SOURCE MATERIAL Block Start

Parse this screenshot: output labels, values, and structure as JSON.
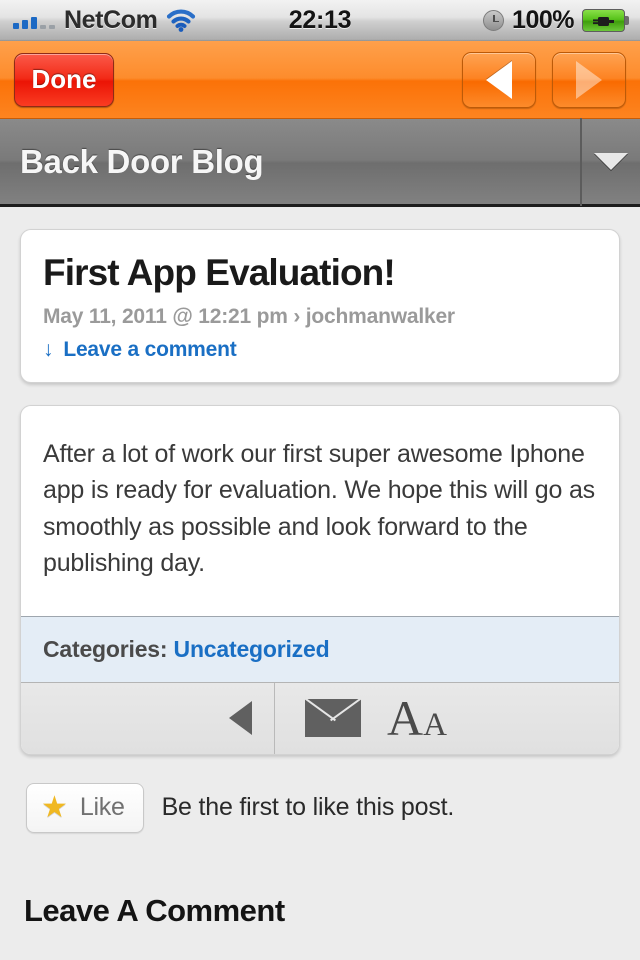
{
  "statusbar": {
    "carrier": "NetCom",
    "time": "22:13",
    "battery_percent": "100%",
    "signal_bars_filled": 3,
    "signal_bars_total": 5,
    "wifi_icon": "wifi-icon",
    "clock_icon": "alarm-clock-icon",
    "battery_icon": "battery-charging-icon"
  },
  "toolbar": {
    "done_label": "Done",
    "back_icon": "triangle-left-icon",
    "forward_icon": "triangle-right-icon"
  },
  "blogbar": {
    "title": "Back Door Blog",
    "dropdown_icon": "chevron-down-icon"
  },
  "post": {
    "title": "First App Evaluation!",
    "meta": "May 11, 2011 @ 12:21 pm › jochmanwalker",
    "comment_arrow": "↓",
    "comment_link": "Leave a comment",
    "body": "After a lot of work our first super awesome Iphone app is ready for evaluation. We hope this will go as smoothly as possible and look forward to the publishing day.",
    "categories_label": "Categories:",
    "categories_value": "Uncategorized"
  },
  "icon_bar": {
    "back_icon": "triangle-left-icon",
    "mail_icon": "envelope-icon",
    "font_size_icon": "font-size-aa-icon",
    "font_size_big": "A",
    "font_size_small": "A"
  },
  "like": {
    "star_icon": "★",
    "button_label": "Like",
    "status_text": "Be the first to like this post."
  },
  "comments": {
    "heading": "Leave A Comment"
  },
  "colors": {
    "toolbar_orange": "#fb7208",
    "done_red": "#eb1405",
    "link_blue": "#1a6fc4",
    "blogbar_gray": "#7a7a7a",
    "page_bg": "#ececec",
    "categories_bg": "#e4edf6",
    "star_gold": "#f0b822",
    "battery_green": "#57c21a"
  }
}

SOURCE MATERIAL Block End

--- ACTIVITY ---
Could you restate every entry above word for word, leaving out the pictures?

--- EXERCISE OUTPUT ---
Parse this screenshot: output labels, values, and structure as JSON.
{
  "statusbar": {
    "carrier": "NetCom",
    "time": "22:13",
    "battery_percent": "100%",
    "signal_bars_filled": 3,
    "signal_bars_total": 5,
    "wifi_icon": "wifi-icon",
    "clock_icon": "alarm-clock-icon",
    "battery_icon": "battery-charging-icon"
  },
  "toolbar": {
    "done_label": "Done",
    "back_icon": "triangle-left-icon",
    "forward_icon": "triangle-right-icon"
  },
  "blogbar": {
    "title": "Back Door Blog",
    "dropdown_icon": "chevron-down-icon"
  },
  "post": {
    "title": "First App Evaluation!",
    "meta": "May 11, 2011 @ 12:21 pm › jochmanwalker",
    "comment_arrow": "↓",
    "comment_link": "Leave a comment",
    "body": "After a lot of work our first super awesome Iphone app is ready for evaluation. We hope this will go as smoothly as possible and look forward to the publishing day.",
    "categories_label": "Categories:",
    "categories_value": "Uncategorized"
  },
  "icon_bar": {
    "back_icon": "triangle-left-icon",
    "mail_icon": "envelope-icon",
    "font_size_icon": "font-size-aa-icon",
    "font_size_big": "A",
    "font_size_small": "A"
  },
  "like": {
    "star_icon": "★",
    "button_label": "Like",
    "status_text": "Be the first to like this post."
  },
  "comments": {
    "heading": "Leave A Comment"
  },
  "colors": {
    "toolbar_orange": "#fb7208",
    "done_red": "#eb1405",
    "link_blue": "#1a6fc4",
    "blogbar_gray": "#7a7a7a",
    "page_bg": "#ececec",
    "categories_bg": "#e4edf6",
    "star_gold": "#f0b822",
    "battery_green": "#57c21a"
  }
}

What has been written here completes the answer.